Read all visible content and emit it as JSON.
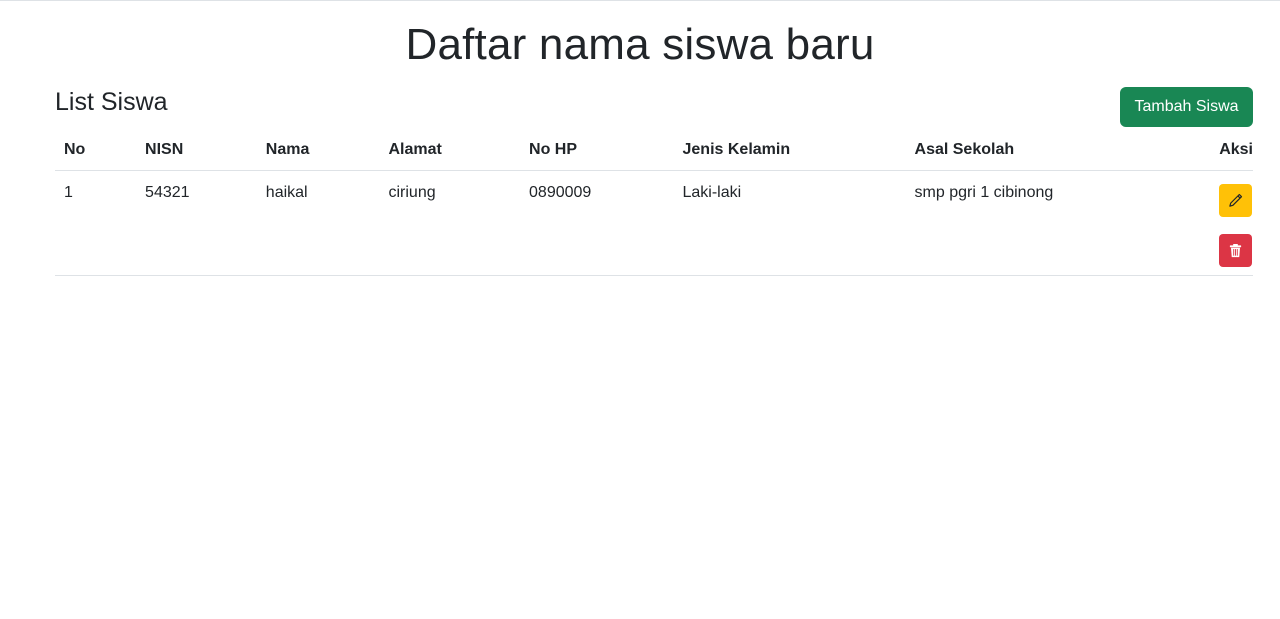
{
  "page": {
    "title": "Daftar nama siswa baru",
    "list_heading": "List Siswa",
    "add_button_label": "Tambah Siswa"
  },
  "table": {
    "headers": [
      "No",
      "NISN",
      "Nama",
      "Alamat",
      "No HP",
      "Jenis Kelamin",
      "Asal Sekolah",
      "Aksi"
    ],
    "rows": [
      {
        "no": "1",
        "nisn": "54321",
        "nama": "haikal",
        "alamat": "ciriung",
        "no_hp": "0890009",
        "jenis_kelamin": "Laki-laki",
        "asal_sekolah": "smp pgri 1 cibinong",
        "actions": [
          {
            "icon": "pencil-icon",
            "color": "#ffc107"
          },
          {
            "icon": "trash-icon",
            "color": "#dc3545"
          }
        ]
      }
    ]
  },
  "colors": {
    "primary_text": "#212529",
    "add_button": "#198754",
    "edit_button": "#ffc107",
    "delete_button": "#dc3545",
    "divider": "#dee2e6"
  }
}
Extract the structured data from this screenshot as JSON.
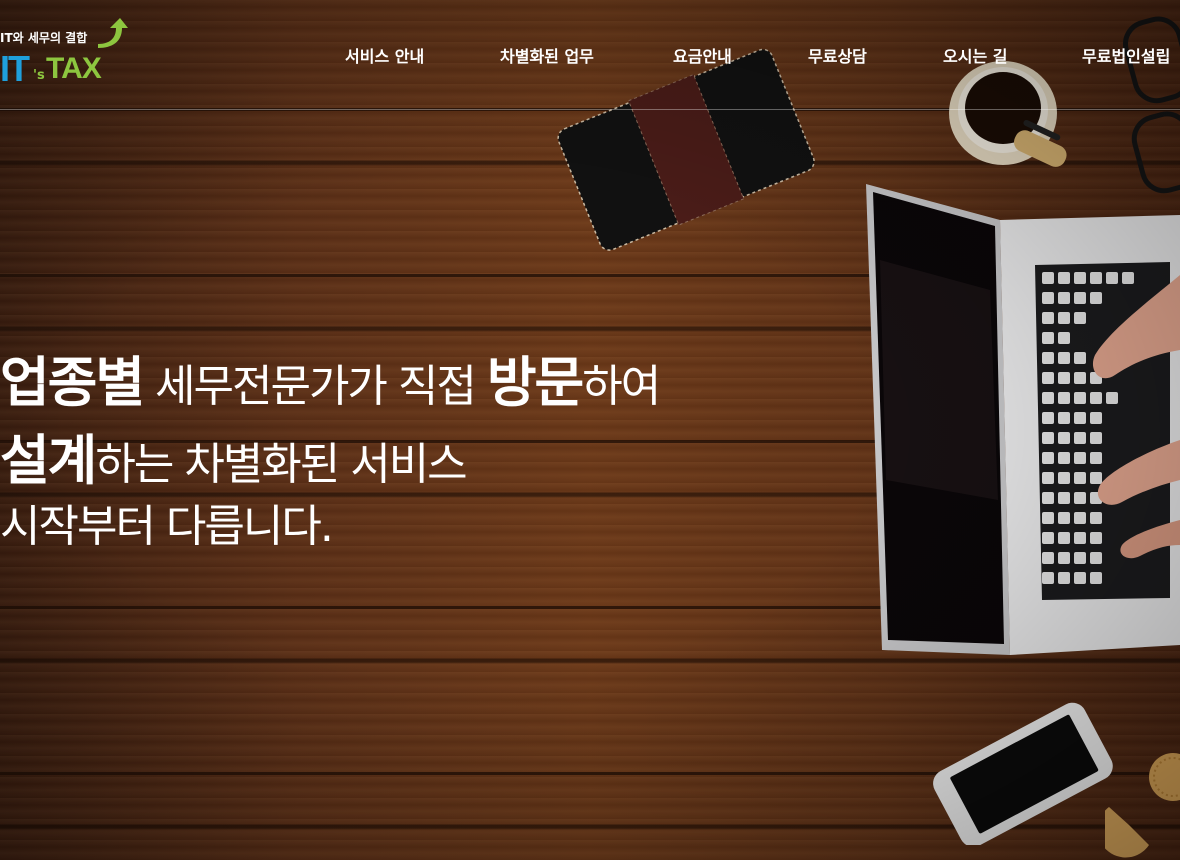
{
  "logo": {
    "tagline": "IT와 세무의 결합",
    "mark_it": "IT",
    "mark_s": "'s",
    "mark_tax": "TAX",
    "colors": {
      "it": "#1fa0dc",
      "tax": "#8dc63f"
    }
  },
  "nav": {
    "items": [
      {
        "label": "서비스 안내"
      },
      {
        "label": "차별화된 업무"
      },
      {
        "label": "요금안내"
      },
      {
        "label": "무료상담"
      },
      {
        "label": "오시는 길"
      },
      {
        "label": "무료법인설립"
      }
    ]
  },
  "hero": {
    "line1": {
      "bold1": "업종별",
      "text1": " 세무전문가가 직접 ",
      "bold2": "방문",
      "text2": "하여"
    },
    "line2": {
      "bold1": "설계",
      "text1": "하는 차별화된 서비스"
    },
    "line3": {
      "text1": "시작부터 다릅니다."
    }
  }
}
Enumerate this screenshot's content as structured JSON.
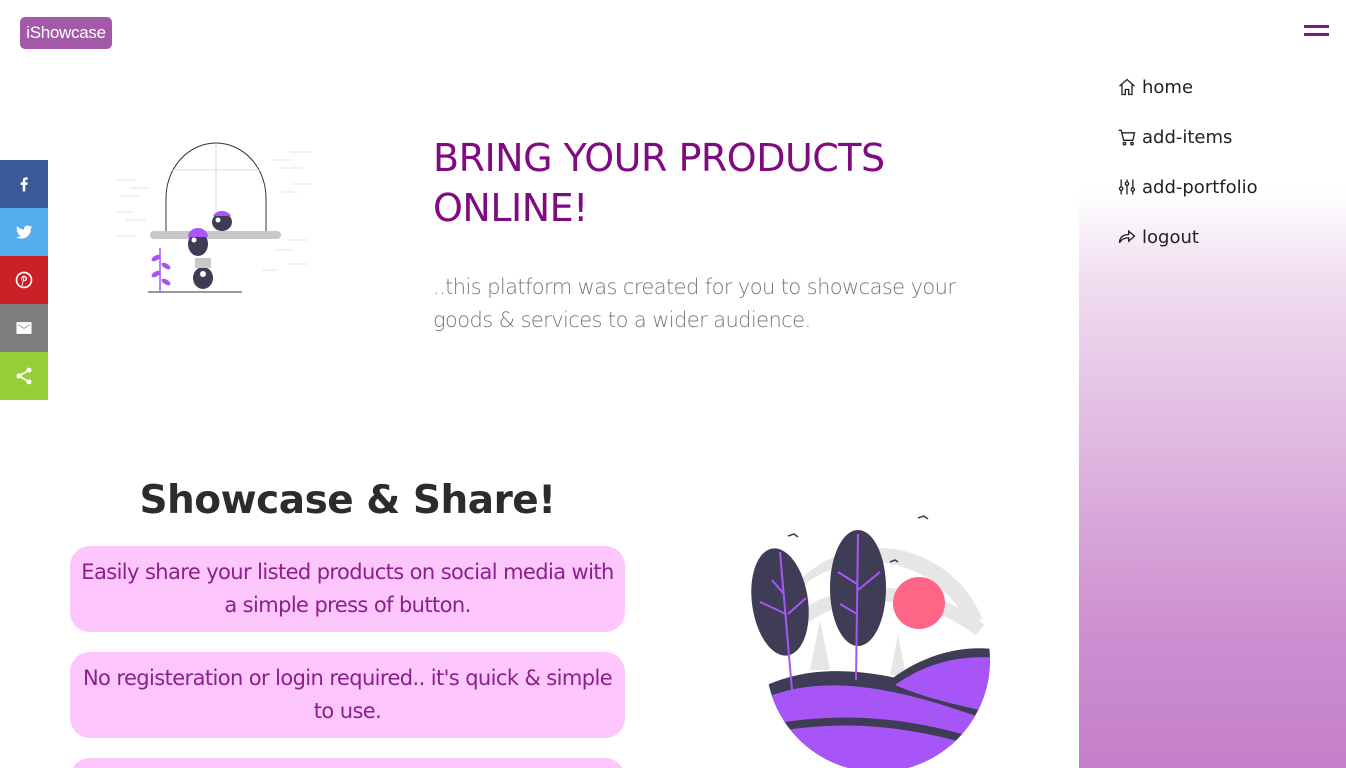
{
  "header": {
    "logo": "iShowcase",
    "menu_icon": "hamburger-icon",
    "accent": "#7a1a7a"
  },
  "sidebar": {
    "items": [
      {
        "label": "home",
        "icon": "home-icon"
      },
      {
        "label": "add-items",
        "icon": "cart-icon"
      },
      {
        "label": "add-portfolio",
        "icon": "sliders-icon"
      },
      {
        "label": "logout",
        "icon": "share-arrow-icon"
      }
    ]
  },
  "social": [
    {
      "name": "facebook",
      "icon": "facebook-icon",
      "color": "#3b5998"
    },
    {
      "name": "twitter",
      "icon": "twitter-icon",
      "color": "#55acee"
    },
    {
      "name": "pinterest",
      "icon": "pinterest-icon",
      "color": "#cb2027"
    },
    {
      "name": "email",
      "icon": "email-icon",
      "color": "#7d7d7d"
    },
    {
      "name": "share",
      "icon": "share-icon",
      "color": "#95d03a"
    }
  ],
  "hero": {
    "title": "BRING YOUR PRODUCTS ONLINE!",
    "subtitle": "..this platform was created for you to showcase your goods & services to a wider audience.",
    "title_color": "#800a80"
  },
  "features": {
    "title": "Showcase & Share!",
    "cards": [
      "Easily share your listed products on social media with a simple press of button.",
      "No registeration or login required.. it's quick & simple to use.",
      ""
    ],
    "card_color": "#fdc6fc"
  }
}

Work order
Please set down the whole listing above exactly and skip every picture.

Problem solution
Read all visible content and emit it as JSON.
{
  "page": {
    "title": "Daftar nama siswa baru",
    "list_heading": "List Siswa",
    "add_button_label": "Tambah Siswa"
  },
  "table": {
    "headers": [
      "No",
      "NISN",
      "Nama",
      "Alamat",
      "No HP",
      "Jenis Kelamin",
      "Asal Sekolah",
      "Aksi"
    ],
    "rows": [
      {
        "no": "1",
        "nisn": "54321",
        "nama": "haikal",
        "alamat": "ciriung",
        "no_hp": "0890009",
        "jenis_kelamin": "Laki-laki",
        "asal_sekolah": "smp pgri 1 cibinong",
        "actions": [
          {
            "icon": "pencil-icon",
            "color": "#ffc107"
          },
          {
            "icon": "trash-icon",
            "color": "#dc3545"
          }
        ]
      }
    ]
  },
  "colors": {
    "primary_text": "#212529",
    "add_button": "#198754",
    "edit_button": "#ffc107",
    "delete_button": "#dc3545",
    "divider": "#dee2e6"
  }
}
Extract the structured data from this screenshot as JSON.
{
  "logo": {
    "tagline": "IT와 세무의 결합",
    "mark_it": "IT",
    "mark_s": "'s",
    "mark_tax": "TAX",
    "colors": {
      "it": "#1fa0dc",
      "tax": "#8dc63f"
    }
  },
  "nav": {
    "items": [
      {
        "label": "서비스 안내"
      },
      {
        "label": "차별화된 업무"
      },
      {
        "label": "요금안내"
      },
      {
        "label": "무료상담"
      },
      {
        "label": "오시는 길"
      },
      {
        "label": "무료법인설립"
      }
    ]
  },
  "hero": {
    "line1": {
      "bold1": "업종별",
      "text1": " 세무전문가가 직접 ",
      "bold2": "방문",
      "text2": "하여"
    },
    "line2": {
      "bold1": "설계",
      "text1": "하는 차별화된 서비스"
    },
    "line3": {
      "text1": "시작부터 다릅니다."
    }
  }
}
Enumerate this screenshot's content as structured JSON.
{
  "header": {
    "logo": "iShowcase",
    "menu_icon": "hamburger-icon",
    "accent": "#7a1a7a"
  },
  "sidebar": {
    "items": [
      {
        "label": "home",
        "icon": "home-icon"
      },
      {
        "label": "add-items",
        "icon": "cart-icon"
      },
      {
        "label": "add-portfolio",
        "icon": "sliders-icon"
      },
      {
        "label": "logout",
        "icon": "share-arrow-icon"
      }
    ]
  },
  "social": [
    {
      "name": "facebook",
      "icon": "facebook-icon",
      "color": "#3b5998"
    },
    {
      "name": "twitter",
      "icon": "twitter-icon",
      "color": "#55acee"
    },
    {
      "name": "pinterest",
      "icon": "pinterest-icon",
      "color": "#cb2027"
    },
    {
      "name": "email",
      "icon": "email-icon",
      "color": "#7d7d7d"
    },
    {
      "name": "share",
      "icon": "share-icon",
      "color": "#95d03a"
    }
  ],
  "hero": {
    "title": "BRING YOUR PRODUCTS ONLINE!",
    "subtitle": "..this platform was created for you to showcase your goods & services to a wider audience.",
    "title_color": "#800a80"
  },
  "features": {
    "title": "Showcase & Share!",
    "cards": [
      "Easily share your listed products on social media with a simple press of button.",
      "No registeration or login required.. it's quick & simple to use.",
      ""
    ],
    "card_color": "#fdc6fc"
  }
}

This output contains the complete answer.